Alpha thalassemia is a hereditary hemoglobin (the molecule inside red blood cells that carries oxygen to tissues) disorder that does not usually present clinical symptoms, but can lead to death in the womb or severe anemia after birth. If there is a genetic defect in the beta chain of hemoglobin, it is called beta thalassemia, while a defect in the alpha chain is called alpha thalassemia. It is also known as HbH or Hb Bart’s hydrops. Sometimes, patients with alpha thalassemia who carry one or two gene mutations can survive with a mild condition. They may live with mild to moderate anemia, while others require constant transfusion. Hb Bart’s syndrome requires transfusion in utero or immediately after birth. These individuals are kept alive through bone marrow transplantation or continuous transfusion.
The synthesis of hemoglobin involves the production of Gower-1, Gower 2, and Portland chains in intrauterine life at the 8th week. Fetal hemoglobin is produced after the 9th week. After birth, fetal hemoglobin decreases, and after 6 months, the entire hemoglobin is formed. In adults, 95% of hemoglobin is HbA (2 alpha, 2 beta chains), 2-3% is Hb A2 (2 alpha, 2 gamma chains), and less than 1% is HbF (2 alpha, 2 sigma chains). This is the normal structure of hemoglobin.

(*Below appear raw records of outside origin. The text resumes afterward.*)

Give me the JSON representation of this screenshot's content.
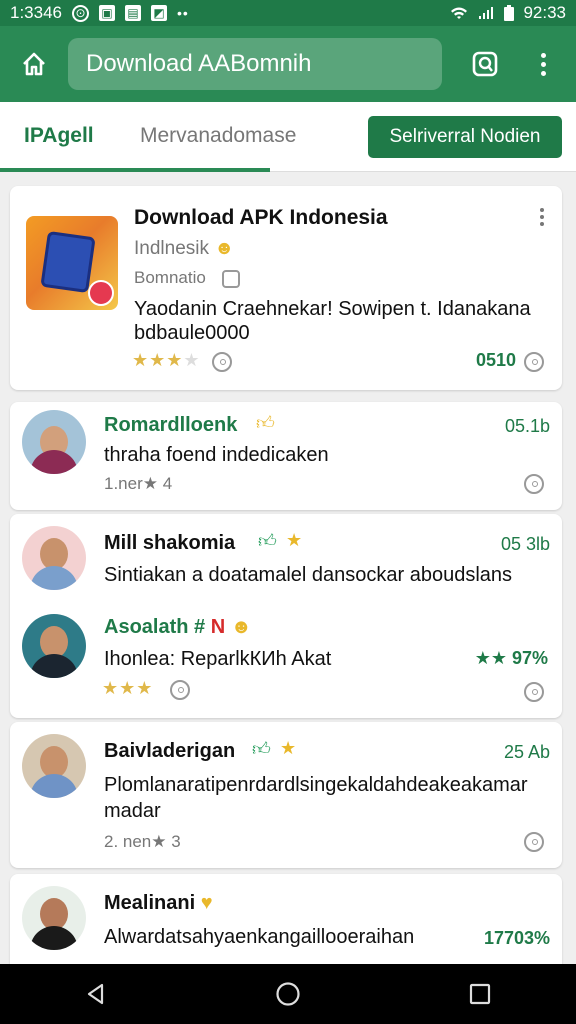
{
  "status_bar": {
    "time_left": "1:3346",
    "time_right": "92:33"
  },
  "app_bar": {
    "search_value": "Download AABomnih"
  },
  "tabs": [
    {
      "label": "IPAgell",
      "active": true
    },
    {
      "label": "Mervanadomase",
      "active": false
    }
  ],
  "tab_action_label": "Selriverral Nodien",
  "featured": {
    "title": "Download APK Indonesia",
    "subtitle": "Indlnesik",
    "meta": "Bomnatio",
    "description_line1": "Yaodanin Craehnekar! Sowipen t. Idanakana",
    "description_line2": "bdbaule0000",
    "rating_stars": 3.5,
    "count": "0510"
  },
  "posts": [
    {
      "name": "Romardlloenk",
      "time": "05.1b",
      "text": "thraha foend indedicaken",
      "meta": "1.ner★ 4"
    },
    {
      "name": "Mill shakomia",
      "time": "05 3lb",
      "text": "Sintiakan a doatamalel dansockar aboudslans"
    },
    {
      "name": "Asoalath",
      "tag": "N",
      "text": "Ihonlea: ReparlkКИh Akat",
      "score": "★★ 97%",
      "rating_stars": 3
    },
    {
      "name": "Baivladerigan",
      "time": "25 Ab",
      "text_line1": "Plomlanaratipenrdardlsingekaldahdeakeakamar",
      "text_line2": "madar",
      "meta": "2. nen★ 3"
    },
    {
      "name": "Mealinani",
      "text": "Alwardatsahyaenkangaillooeraihan",
      "score": "17703%"
    }
  ],
  "colors": {
    "primary": "#2a8a55",
    "primary_dark": "#1f7a48",
    "star": "#e0b84a",
    "badge": "#e53950"
  }
}
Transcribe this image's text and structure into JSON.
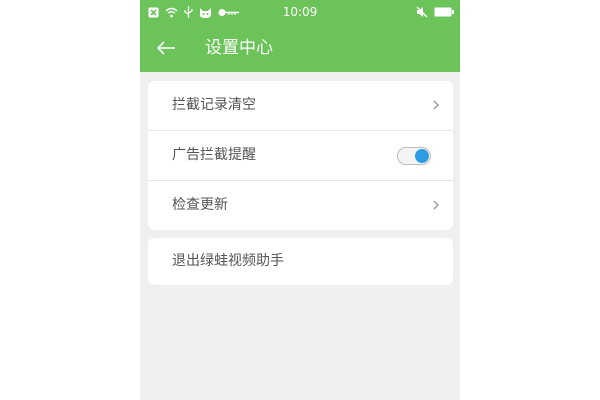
{
  "status_bar": {
    "time": "10:09",
    "left_icons": [
      "close-box-icon",
      "wifi-icon",
      "usb-icon",
      "cat-icon",
      "key-icon"
    ],
    "right_icons": [
      "mute-icon",
      "battery-icon"
    ]
  },
  "app_bar": {
    "title": "设置中心",
    "back_icon": "arrow-left-icon"
  },
  "settings": {
    "items": [
      {
        "label": "拦截记录清空",
        "control": "chevron"
      },
      {
        "label": "广告拦截提醒",
        "control": "toggle",
        "toggle_on": true
      },
      {
        "label": "检查更新",
        "control": "chevron"
      }
    ],
    "exit_label": "退出绿蛙视频助手"
  },
  "colors": {
    "primary": "#6bc35a",
    "toggle_knob": "#2f9be3",
    "background": "#efefef"
  }
}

Alpha + thalassemia is a silent carrier, alpha 0 thalassemia is a severe carrier, and Hb Bart’s hydrops fetalis and HbH disease are the most significant and dangerous forms.
Interpretation:Hemoglobin electrophoresis is used for testing. The presence of the HbH band is detected during electrophoresis to make the diagnosis.
Sample: Arm venous plasma (EDTA). Nonfasting
Working day: Wednesday, Friday
Result Time: Next day at 6 pm